Poland has made its mark on my life, on Georgia, on Europe and continues to follow the path of democracy and prosperity inspired by strong Catholic values like solidarity, forgiveness and inclusiveness. My colleagues and guests from the Netherlands recently visited the rehabilitation center ‘Don Camillo’ in Temka, where they met Polish volunteers who dedicate months and sometimes years to serving the most vulnerable in Georgia. I’m therefore most obliged and deeply touched by the high decoration that I’m receiving from the Polish nation and am grateful to Ambassador Cieszkowski and his spouse Dorota for their respect and friendship in these times which are not the easiest for our family. Dziekujebardzo!”

Later, Ambassador Cieszkowski told GEORGIA TODAY: “It’s a very special event for the Embassy of Poland here in Tbilisi because we awarded on behalf of the President of Poland Mrs. Sandra Roelofs who was not only the first lady of Georgia but also was and is a great friend of Poland. She was very actively engaged in matching the institutions of Poland and Georgia, scholarships, associations, Polish people who wanted to assist Georgian people in need, etc. We are very grateful for her as a bridge between Poland and Georgia.”

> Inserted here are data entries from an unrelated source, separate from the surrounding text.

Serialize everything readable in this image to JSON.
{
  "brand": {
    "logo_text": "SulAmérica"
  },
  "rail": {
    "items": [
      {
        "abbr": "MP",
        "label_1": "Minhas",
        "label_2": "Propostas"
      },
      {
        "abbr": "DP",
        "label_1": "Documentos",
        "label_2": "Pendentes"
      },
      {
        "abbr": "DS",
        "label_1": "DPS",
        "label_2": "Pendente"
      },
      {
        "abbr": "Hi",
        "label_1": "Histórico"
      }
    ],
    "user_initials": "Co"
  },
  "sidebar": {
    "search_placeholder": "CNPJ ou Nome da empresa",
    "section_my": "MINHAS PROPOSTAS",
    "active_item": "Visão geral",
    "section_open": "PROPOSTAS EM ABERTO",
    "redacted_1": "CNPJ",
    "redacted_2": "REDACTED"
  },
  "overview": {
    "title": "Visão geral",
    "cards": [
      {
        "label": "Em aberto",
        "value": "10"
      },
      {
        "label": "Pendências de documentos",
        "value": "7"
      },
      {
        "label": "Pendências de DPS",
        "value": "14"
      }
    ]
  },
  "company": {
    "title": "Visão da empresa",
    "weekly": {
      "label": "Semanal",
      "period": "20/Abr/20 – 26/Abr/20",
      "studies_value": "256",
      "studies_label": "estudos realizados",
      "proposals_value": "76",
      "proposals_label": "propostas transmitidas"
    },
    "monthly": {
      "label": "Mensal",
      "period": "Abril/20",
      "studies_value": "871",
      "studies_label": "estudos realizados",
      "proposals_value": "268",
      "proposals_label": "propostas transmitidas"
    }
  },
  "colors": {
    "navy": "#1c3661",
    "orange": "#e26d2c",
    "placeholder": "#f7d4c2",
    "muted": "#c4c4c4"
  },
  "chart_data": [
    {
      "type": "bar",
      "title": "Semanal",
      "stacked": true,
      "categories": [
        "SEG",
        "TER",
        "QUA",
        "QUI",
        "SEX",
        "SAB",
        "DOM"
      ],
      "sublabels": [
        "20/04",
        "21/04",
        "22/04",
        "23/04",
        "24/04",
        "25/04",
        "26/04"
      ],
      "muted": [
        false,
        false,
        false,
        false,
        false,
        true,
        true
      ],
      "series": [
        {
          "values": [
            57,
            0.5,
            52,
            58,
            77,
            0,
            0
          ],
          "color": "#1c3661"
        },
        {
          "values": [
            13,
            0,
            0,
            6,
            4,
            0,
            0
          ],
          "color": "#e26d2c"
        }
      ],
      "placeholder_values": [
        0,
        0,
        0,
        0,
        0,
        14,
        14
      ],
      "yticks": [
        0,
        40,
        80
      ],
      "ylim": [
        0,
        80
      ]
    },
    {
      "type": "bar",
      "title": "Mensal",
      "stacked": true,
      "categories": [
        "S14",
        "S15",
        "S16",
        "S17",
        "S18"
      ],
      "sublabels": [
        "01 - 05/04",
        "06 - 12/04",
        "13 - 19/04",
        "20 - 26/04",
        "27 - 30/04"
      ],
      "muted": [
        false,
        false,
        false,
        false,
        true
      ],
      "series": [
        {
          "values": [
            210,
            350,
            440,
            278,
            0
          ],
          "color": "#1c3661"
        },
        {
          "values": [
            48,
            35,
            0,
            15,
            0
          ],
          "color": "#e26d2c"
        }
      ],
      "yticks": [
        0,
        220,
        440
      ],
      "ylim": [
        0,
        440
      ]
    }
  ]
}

The ceremony was followed by a reception and was attended by representatives of Georgian authorities, ambassadors and official guests.

Maka Lomadze

17 March 2016 19:21